What you return should be the full listing, word for word, without a single image.

+ + + +

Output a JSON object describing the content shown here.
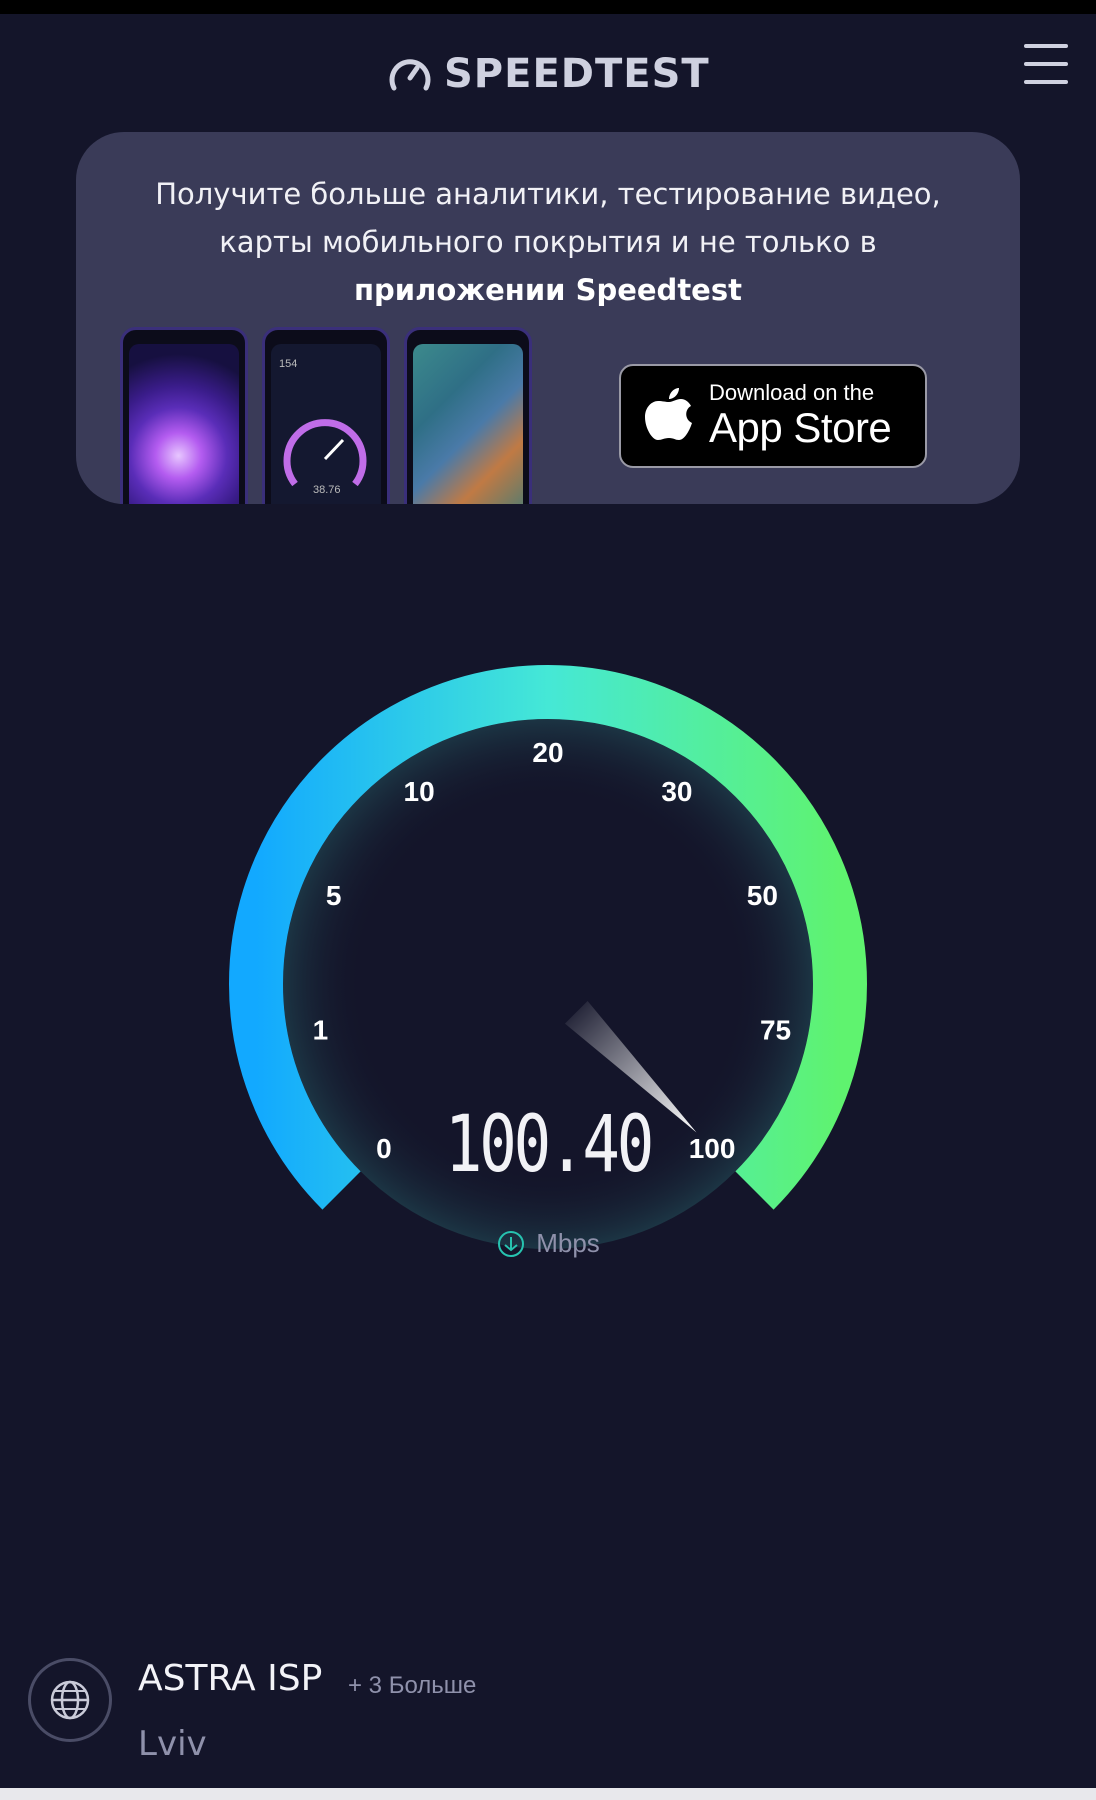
{
  "header": {
    "logo_text": "SPEEDTEST",
    "menu_icon": "hamburger-menu-icon"
  },
  "promo": {
    "line1": "Получите больше аналитики, тестирование видео,",
    "line2": "карты мобильного покрытия и не только в",
    "line3": "приложении Speedtest",
    "phone2_top_value": "154",
    "phone2_gauge_value": "38.76",
    "appstore_small": "Download on the",
    "appstore_big": "App Store",
    "appstore_icon": "apple-logo-icon"
  },
  "gauge": {
    "ticks": [
      "0",
      "1",
      "5",
      "10",
      "20",
      "30",
      "50",
      "75",
      "100"
    ],
    "value": "100.40",
    "unit": "Mbps",
    "needle_reading": 100.4,
    "colors": {
      "start": "#12a9ff",
      "middle": "#45e8d6",
      "end": "#5ff36f"
    }
  },
  "footer": {
    "isp": "ASTRA ISP",
    "more": "+ 3 Больше",
    "city": "Lviv",
    "icon": "globe-icon"
  }
}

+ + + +

## [ANSWER]
Output a JSON object describing the content shown here.
{
  "header": {
    "logo_text": "SPEEDTEST",
    "menu_icon": "hamburger-menu-icon"
  },
  "promo": {
    "line1": "Получите больше аналитики, тестирование видео,",
    "line2": "карты мобильного покрытия и не только в",
    "line3": "приложении Speedtest",
    "phone2_top_value": "154",
    "phone2_gauge_value": "38.76",
    "appstore_small": "Download on the",
    "appstore_big": "App Store",
    "appstore_icon": "apple-logo-icon"
  },
  "gauge": {
    "ticks": [
      "0",
      "1",
      "5",
      "10",
      "20",
      "30",
      "50",
      "75",
      "100"
    ],
    "value": "100.40",
    "unit": "Mbps",
    "needle_reading": 100.4,
    "colors": {
      "start": "#12a9ff",
      "middle": "#45e8d6",
      "end": "#5ff36f"
    }
  },
  "footer": {
    "isp": "ASTRA ISP",
    "more": "+ 3 Больше",
    "city": "Lviv",
    "icon": "globe-icon"
  }
}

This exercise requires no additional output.